**Goal of the exercise:**
Set down the data below exactly; pictures stay out.

**Exercise inputs:**
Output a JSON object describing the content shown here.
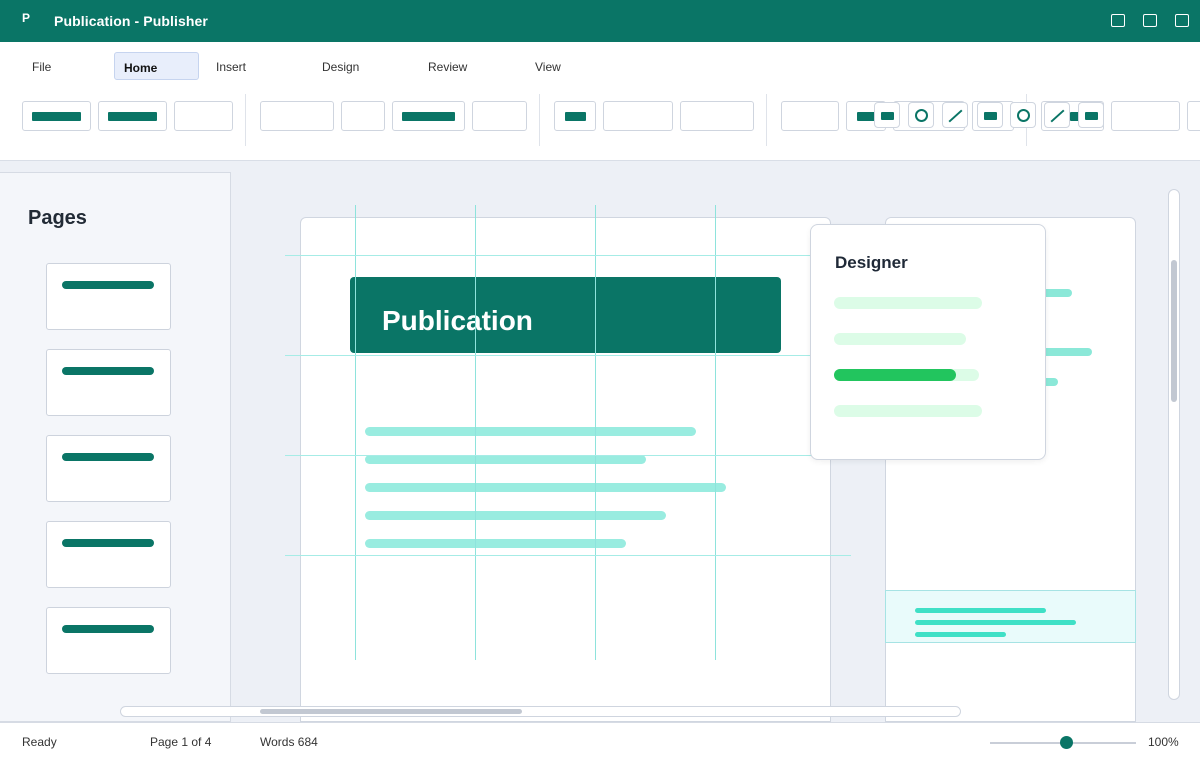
{
  "window": {
    "app_icon": "P",
    "title": "Publication - Publisher",
    "controls": [
      "minimize-icon",
      "maximize-icon",
      "close-icon"
    ]
  },
  "ribbon": {
    "tabs": [
      {
        "label": "File",
        "active": false
      },
      {
        "label": "Home",
        "active": true
      },
      {
        "label": "Insert",
        "active": false
      },
      {
        "label": "Design",
        "active": false
      },
      {
        "label": "Review",
        "active": false
      },
      {
        "label": "View",
        "active": false
      }
    ],
    "tools": [
      "rectangle-icon",
      "circle-icon",
      "line-icon",
      "rectangle-icon",
      "circle-icon",
      "line-icon",
      "rectangle-icon"
    ]
  },
  "pages_panel": {
    "title": "Pages",
    "page_count": 5
  },
  "canvas": {
    "header_text": "Publication"
  },
  "designer": {
    "title": "Designer",
    "option_count": 4,
    "selected_option": 3
  },
  "statusbar": {
    "ready": "Ready",
    "page": "Page 1 of 4",
    "words": "Words 684",
    "zoom": "100%"
  },
  "colors": {
    "brand": "#0a7566",
    "accent_green": "#22c55e",
    "text_line": "#99ece0"
  }
}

**Solution below:**
Output a JSON object describing the content shown here.
{
  "window": {
    "app_icon": "P",
    "title": "Publication - Publisher",
    "controls": [
      "minimize-icon",
      "maximize-icon",
      "close-icon"
    ]
  },
  "ribbon": {
    "tabs": [
      {
        "label": "File",
        "active": false
      },
      {
        "label": "Home",
        "active": true
      },
      {
        "label": "Insert",
        "active": false
      },
      {
        "label": "Design",
        "active": false
      },
      {
        "label": "Review",
        "active": false
      },
      {
        "label": "View",
        "active": false
      }
    ],
    "tools": [
      "rectangle-icon",
      "circle-icon",
      "line-icon",
      "rectangle-icon",
      "circle-icon",
      "line-icon",
      "rectangle-icon"
    ]
  },
  "pages_panel": {
    "title": "Pages",
    "page_count": 5
  },
  "canvas": {
    "header_text": "Publication"
  },
  "designer": {
    "title": "Designer",
    "option_count": 4,
    "selected_option": 3
  },
  "statusbar": {
    "ready": "Ready",
    "page": "Page 1 of 4",
    "words": "Words 684",
    "zoom": "100%"
  },
  "colors": {
    "brand": "#0a7566",
    "accent_green": "#22c55e",
    "text_line": "#99ece0"
  }
}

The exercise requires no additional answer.